[Data excerpts]
-*-*-

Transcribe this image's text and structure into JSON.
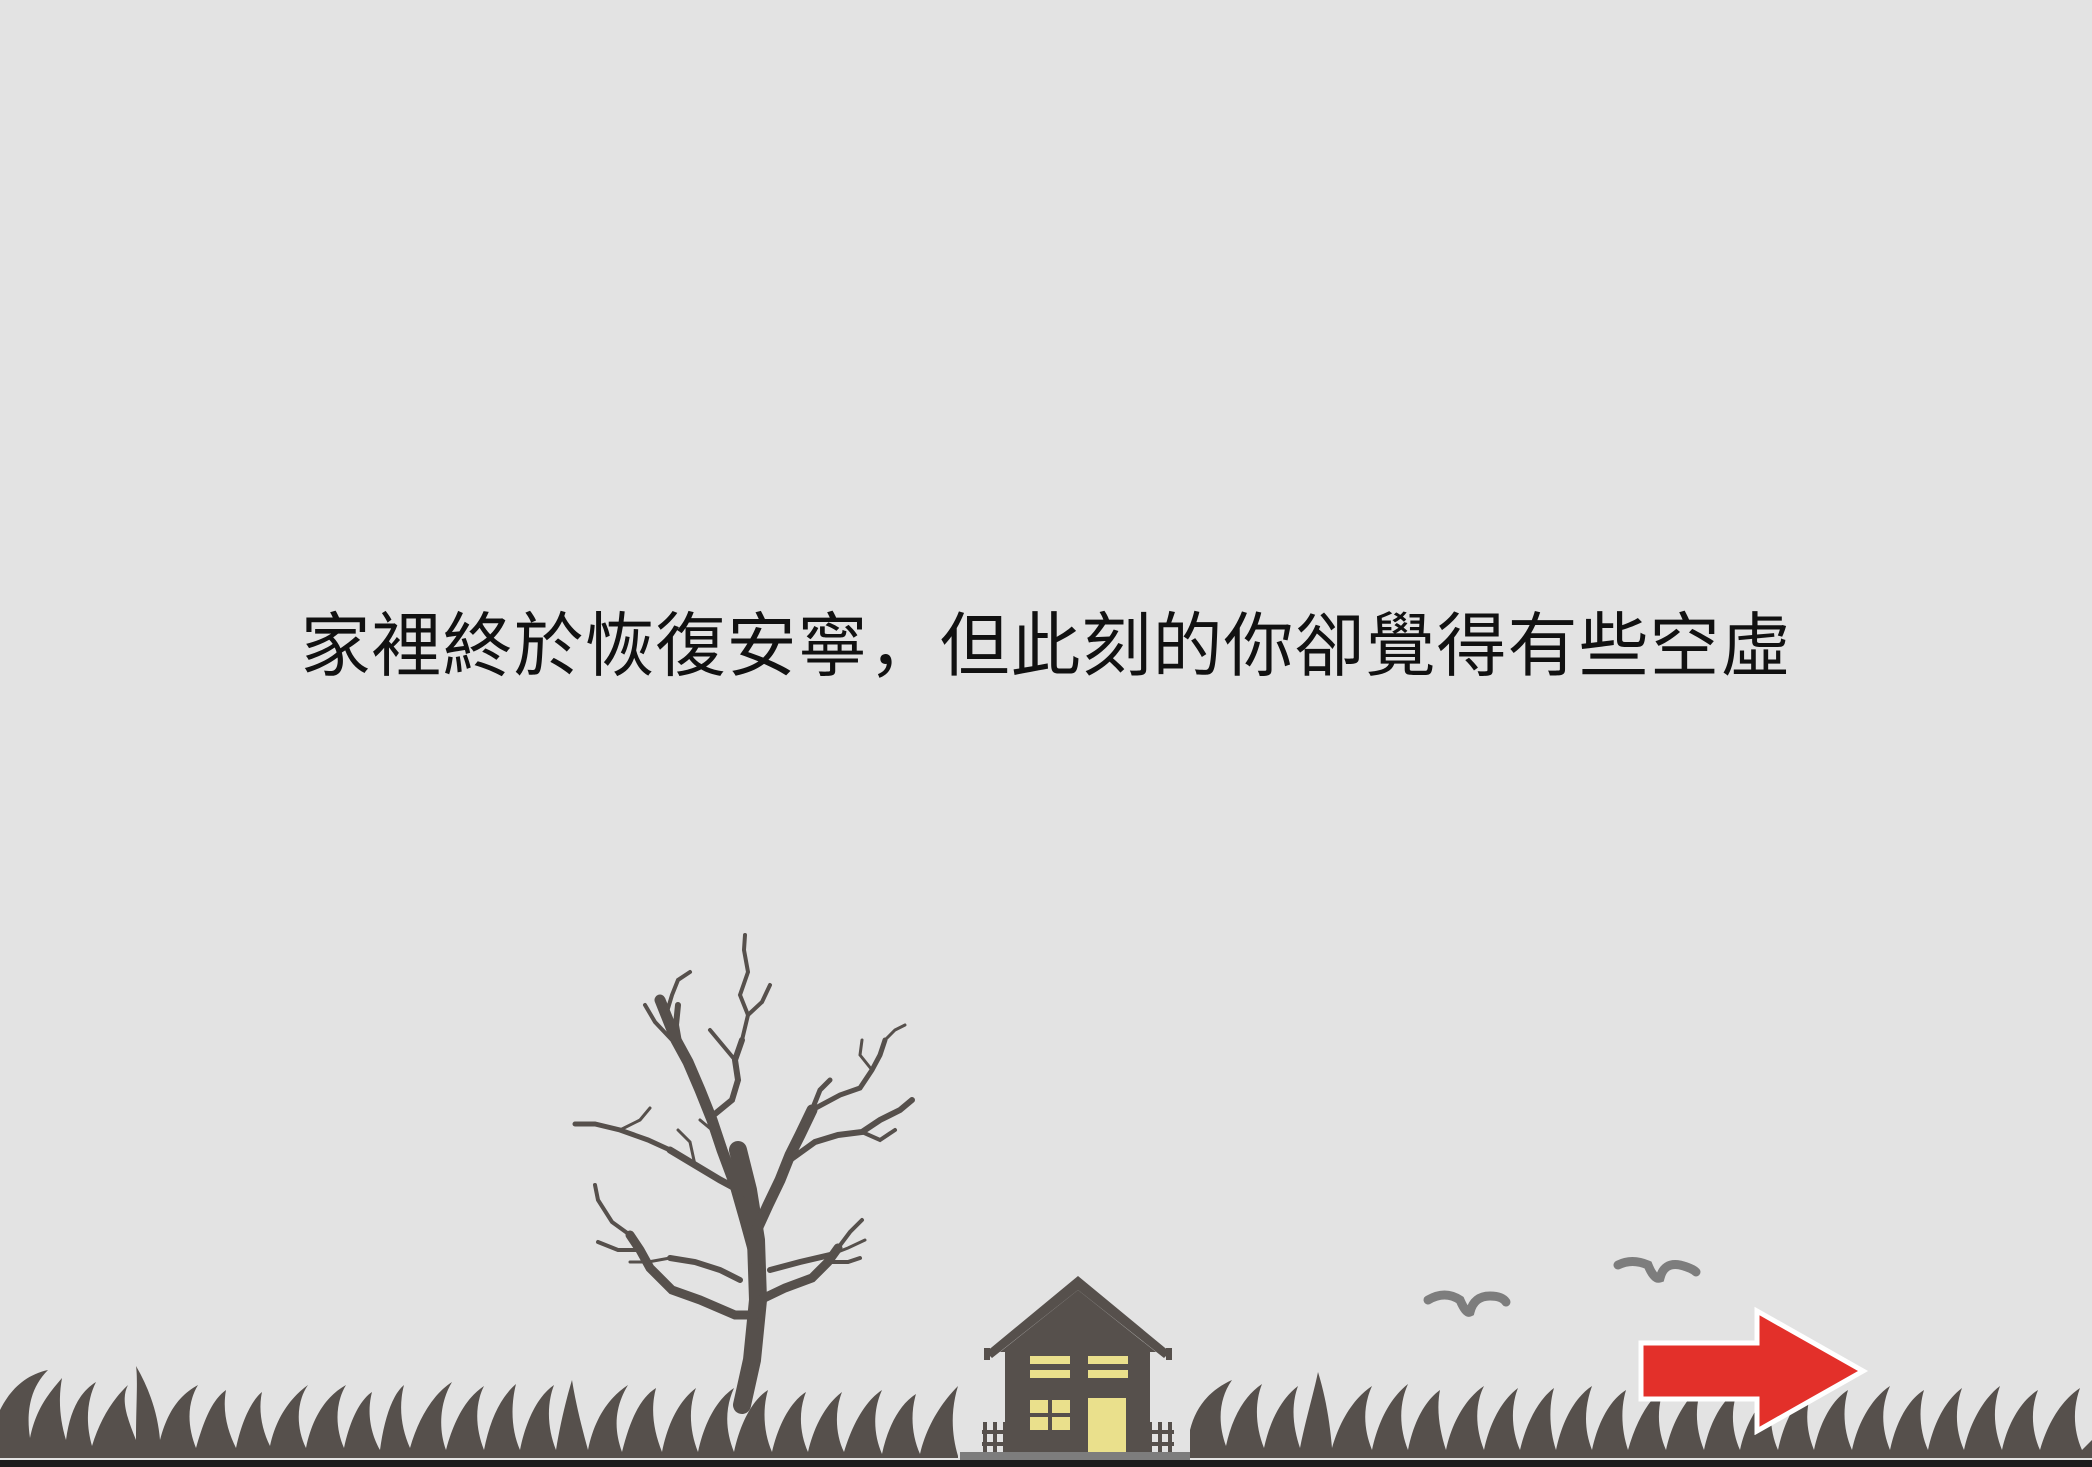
{
  "story": {
    "narration": "家裡終於恢復安寧，但此刻的你卻覺得有些空虛"
  },
  "scene": {
    "background_color": "#e3e3e3",
    "silhouette_color": "#56504c",
    "window_color": "#eae08c",
    "bird_color": "#7d7d7d",
    "ground_color": "#1c1c1c",
    "elements": [
      "bare-tree",
      "house",
      "grass",
      "birds",
      "fence"
    ]
  },
  "controls": {
    "next_button": {
      "icon": "right-arrow-icon",
      "fill_color": "#e3302a",
      "outline_color": "#ffffff"
    }
  }
}
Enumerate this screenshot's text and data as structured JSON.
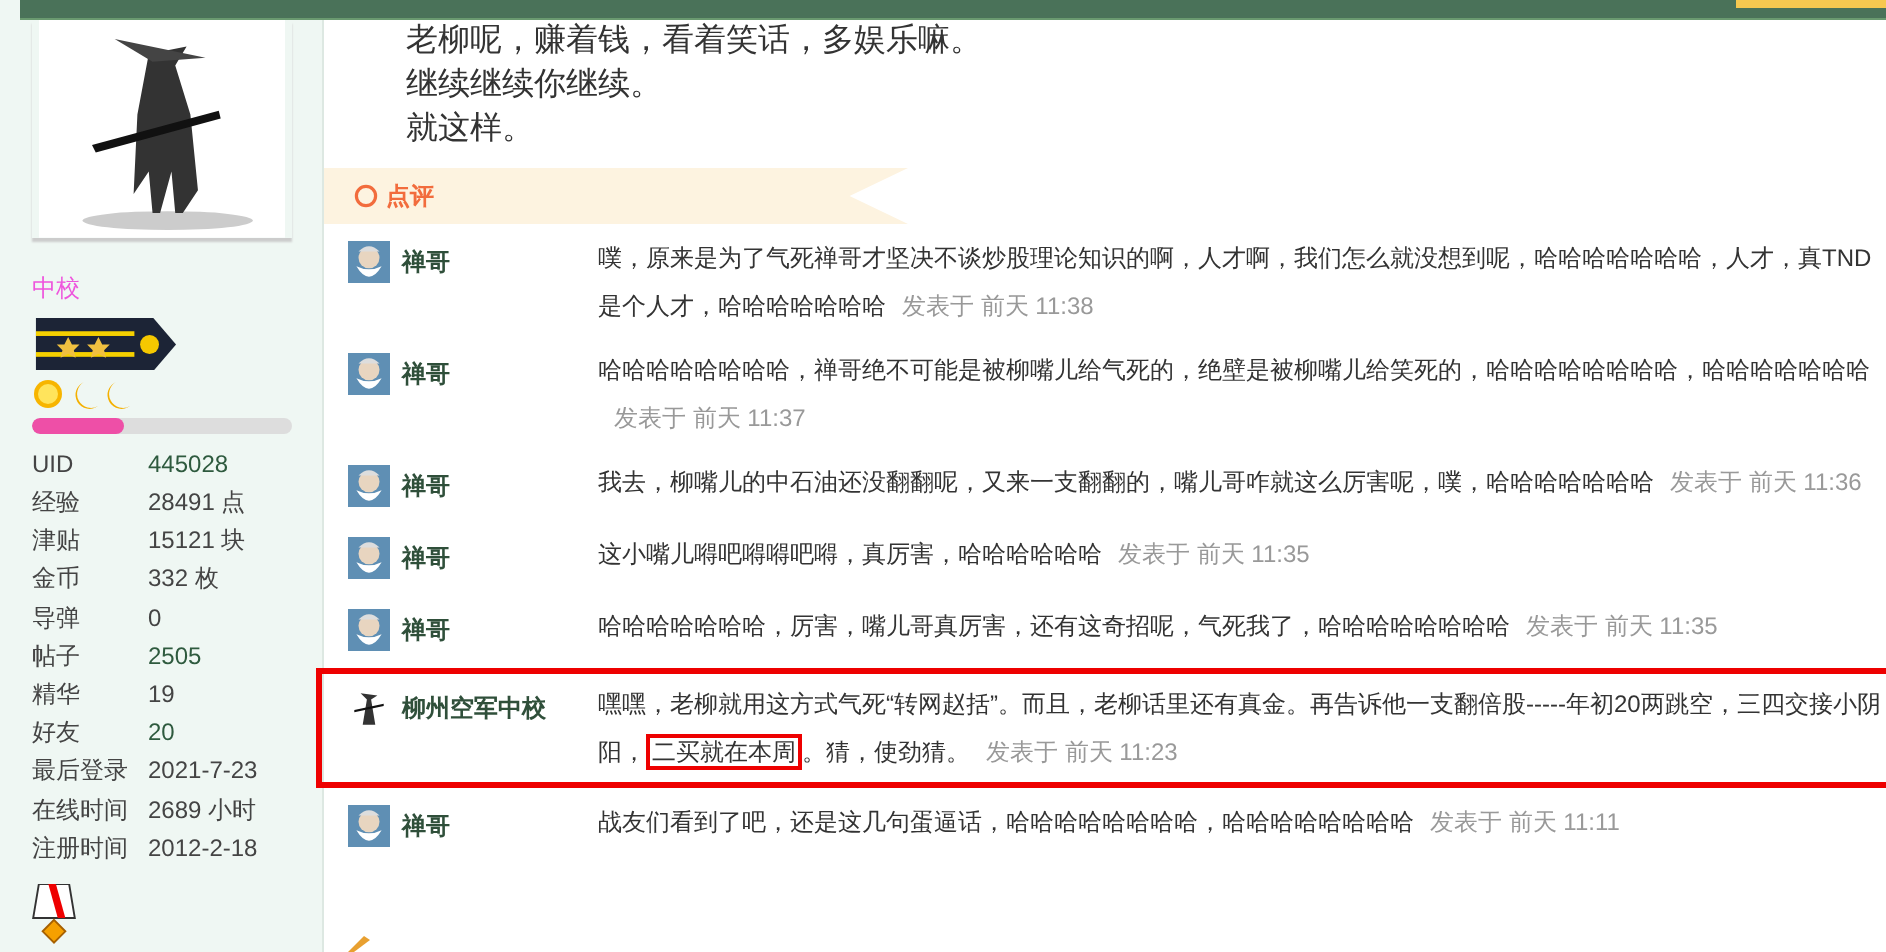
{
  "post_lines": [
    "老柳呢，赚着钱，看着笑话，多娱乐嘛。",
    "继续继续你继续。",
    "就这样。"
  ],
  "profile": {
    "rank": "中校",
    "level": 0.35,
    "stats": [
      {
        "label": "UID",
        "value": "445028",
        "link": true
      },
      {
        "label": "经验",
        "value": "28491 点",
        "link": false
      },
      {
        "label": "津贴",
        "value": "15121 块",
        "link": false
      },
      {
        "label": "金币",
        "value": "332 枚",
        "link": false
      },
      {
        "label": "导弹",
        "value": "0",
        "link": false
      },
      {
        "label": "帖子",
        "value": "2505",
        "link": true
      },
      {
        "label": "精华",
        "value": "19",
        "link": false
      },
      {
        "label": "好友",
        "value": "20",
        "link": true
      },
      {
        "label": "最后登录",
        "value": "2021-7-23",
        "link": false
      },
      {
        "label": "在线时间",
        "value": "2689 小时",
        "link": false
      },
      {
        "label": "注册时间",
        "value": "2012-2-18",
        "link": false
      }
    ]
  },
  "comments_header": "点评",
  "comments": [
    {
      "author": "禅哥",
      "kind": "elder",
      "highlighted": false,
      "segments": [
        {
          "text": "噗，原来是为了气死禅哥才坚决不谈炒股理论知识的啊，人才啊，我们怎么就没想到呢，哈哈哈哈哈哈哈，人才，真TND是个人才，哈哈哈哈哈哈哈",
          "boxed": false
        }
      ],
      "time": "发表于 前天 11:38"
    },
    {
      "author": "禅哥",
      "kind": "elder",
      "highlighted": false,
      "segments": [
        {
          "text": "哈哈哈哈哈哈哈哈，禅哥绝不可能是被柳嘴儿给气死的，绝壁是被柳嘴儿给笑死的，哈哈哈哈哈哈哈哈，哈哈哈哈哈哈哈",
          "boxed": false
        }
      ],
      "time": "发表于 前天 11:37"
    },
    {
      "author": "禅哥",
      "kind": "elder",
      "highlighted": false,
      "segments": [
        {
          "text": "我去，柳嘴儿的中石油还没翻翻呢，又来一支翻翻的，嘴儿哥咋就这么厉害呢，噗，哈哈哈哈哈哈哈",
          "boxed": false
        }
      ],
      "time": "发表于 前天 11:36"
    },
    {
      "author": "禅哥",
      "kind": "elder",
      "highlighted": false,
      "segments": [
        {
          "text": "这小嘴儿嘚吧嘚嘚吧嘚，真厉害，哈哈哈哈哈哈",
          "boxed": false
        }
      ],
      "time": "发表于 前天 11:35"
    },
    {
      "author": "禅哥",
      "kind": "elder",
      "highlighted": false,
      "segments": [
        {
          "text": "哈哈哈哈哈哈哈，厉害，嘴儿哥真厉害，还有这奇招呢，气死我了，哈哈哈哈哈哈哈哈",
          "boxed": false
        }
      ],
      "time": "发表于 前天 11:35"
    },
    {
      "author": "柳州空军中校",
      "kind": "swordsman",
      "highlighted": true,
      "segments": [
        {
          "text": "嘿嘿，老柳就用这方式气死“转网赵括”。而且，老柳话里还有真金。再告诉他一支翻倍股-----年初20两跳空，三四交接小阴阳，",
          "boxed": false
        },
        {
          "text": "二买就在本周",
          "boxed": true
        },
        {
          "text": "。猜，使劲猜。",
          "boxed": false
        }
      ],
      "time": "发表于 前天 11:23"
    },
    {
      "author": "禅哥",
      "kind": "elder",
      "highlighted": false,
      "segments": [
        {
          "text": "战友们看到了吧，还是这几句蛋逼话，哈哈哈哈哈哈哈哈，哈哈哈哈哈哈哈哈",
          "boxed": false
        }
      ],
      "time": "发表于 前天 11:11"
    }
  ]
}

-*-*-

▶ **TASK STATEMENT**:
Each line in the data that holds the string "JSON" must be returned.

▶ **YOUR SOLUTION**:
Transcribe this image's text and structure into JSON.
Enumerate this screenshot's text and data as structured JSON.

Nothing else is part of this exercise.